- Who is the only one of the criminals who went “straight” and lived an honest life at the end of this saga?
- Create a time line from when “Big Jim” Kenally first had the idea of stealing Lincoln’s coffin until the thieves were apprehended. What are the milestones of the plot as it unfolded?
- Draw a map of the route from Chicago to Springfield and include other towns and cities that are important in this book. Include the entire area that Tyrell had to cover as a federal agent in this part of the country.
- Look up information on the Hayes/Tilden presidential campaigns of 1876. Compare that election year to others that have been contested. Imagine what a Hayes or Tilden TV advertisement would have looked like if they had our technology back then.
- Research the history of the Pinkerton detective agency and list their involvement in significant historical events. Discover their connection to Abraham Lincoln when he was alive.
- Discover if there have been other plots to rob the graves of famous people. How do these other plots compare to the Lincoln robbery?
by Mark Beyer
Learn about the undercover operations of today’s Secret Service and its duties.
Lincoln: A Photobiography
by Russell Freedman
This highly readable and profusely illustrated biography of the beloved president sets a context for his life and times.
The Grave Robber’s Apprentice
by Allan Stratton
Two young people fight against evil forces in this lighthearted adventure story about Hans, who was raised by a grave robber.
Chasing Lincoln’s Killer
by James L.Swanson
This fast-paced thriller based on true events traces the crime of Lincoln’s assassination until all those involved were brought to justice.
About the Author
National Book Award Finalist Steve Sheinkin has been writing history books for years. A meticulous researcher and documenter, he is also a former teacher and knows well how to grab young readers’ interest and hold it. He lives in Brooklyn, New York.
Perfect for teaching Common Core State Standards, including:
Reading Informational Texts
Cite several pieces of textual evidence to support analysis of what the text says explicitly as well as inferences drawn from the text.
Analyze the interactions between individuals, events, and ideas in a text.
Speaking And Listening
Engage effectively in a range of collaborative discussions…Come to discussions prepared having read or studied required material; explicitly draw on that preparation by referring to evidence on the topic, text, or issue to prove and reflect on ideas under discussion….
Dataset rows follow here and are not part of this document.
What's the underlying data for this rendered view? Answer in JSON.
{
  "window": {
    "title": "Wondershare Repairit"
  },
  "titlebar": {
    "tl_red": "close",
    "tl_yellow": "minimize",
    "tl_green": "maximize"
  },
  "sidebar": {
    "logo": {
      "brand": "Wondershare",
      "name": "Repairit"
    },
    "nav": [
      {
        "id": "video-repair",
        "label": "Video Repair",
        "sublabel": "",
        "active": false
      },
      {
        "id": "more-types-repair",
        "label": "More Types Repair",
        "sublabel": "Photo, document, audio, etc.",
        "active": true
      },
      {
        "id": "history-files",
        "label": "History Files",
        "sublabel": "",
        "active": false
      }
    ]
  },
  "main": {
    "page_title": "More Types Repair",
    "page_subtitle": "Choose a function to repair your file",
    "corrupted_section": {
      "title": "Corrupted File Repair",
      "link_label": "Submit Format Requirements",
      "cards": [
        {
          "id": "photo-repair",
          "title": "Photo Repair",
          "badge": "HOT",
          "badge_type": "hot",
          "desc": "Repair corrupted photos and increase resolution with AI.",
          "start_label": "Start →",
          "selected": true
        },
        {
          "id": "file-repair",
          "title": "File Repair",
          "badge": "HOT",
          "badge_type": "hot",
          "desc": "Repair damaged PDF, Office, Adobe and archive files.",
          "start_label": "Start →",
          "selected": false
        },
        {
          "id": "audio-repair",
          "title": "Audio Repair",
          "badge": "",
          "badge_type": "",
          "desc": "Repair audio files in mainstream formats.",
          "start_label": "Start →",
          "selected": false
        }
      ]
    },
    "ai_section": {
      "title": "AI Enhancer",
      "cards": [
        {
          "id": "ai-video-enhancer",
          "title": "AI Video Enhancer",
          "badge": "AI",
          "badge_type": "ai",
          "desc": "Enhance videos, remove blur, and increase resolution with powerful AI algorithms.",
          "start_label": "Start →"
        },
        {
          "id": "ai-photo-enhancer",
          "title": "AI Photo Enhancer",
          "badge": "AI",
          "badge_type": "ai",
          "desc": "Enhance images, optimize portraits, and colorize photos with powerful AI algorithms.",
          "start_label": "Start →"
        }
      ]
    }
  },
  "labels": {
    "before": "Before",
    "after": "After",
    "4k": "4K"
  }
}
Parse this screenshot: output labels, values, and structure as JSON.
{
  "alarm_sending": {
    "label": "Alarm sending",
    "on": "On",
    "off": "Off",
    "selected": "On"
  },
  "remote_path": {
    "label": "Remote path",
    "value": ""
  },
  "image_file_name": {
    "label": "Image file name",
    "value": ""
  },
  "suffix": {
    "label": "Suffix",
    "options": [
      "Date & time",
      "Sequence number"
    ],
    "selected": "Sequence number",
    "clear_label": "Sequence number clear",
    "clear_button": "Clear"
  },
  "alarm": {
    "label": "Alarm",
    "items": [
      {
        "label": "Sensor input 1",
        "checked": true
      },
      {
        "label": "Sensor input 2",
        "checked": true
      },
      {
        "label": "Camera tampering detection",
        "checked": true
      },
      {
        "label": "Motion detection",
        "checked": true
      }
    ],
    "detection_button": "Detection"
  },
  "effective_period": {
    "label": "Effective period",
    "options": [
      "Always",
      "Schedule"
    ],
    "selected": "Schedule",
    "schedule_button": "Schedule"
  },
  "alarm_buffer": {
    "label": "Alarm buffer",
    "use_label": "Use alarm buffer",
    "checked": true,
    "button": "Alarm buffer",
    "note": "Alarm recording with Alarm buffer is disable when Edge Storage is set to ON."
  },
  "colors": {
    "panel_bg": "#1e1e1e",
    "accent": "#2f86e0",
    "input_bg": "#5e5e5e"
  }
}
Draw evidence from literary or informational text to support analysis, reflection, and research.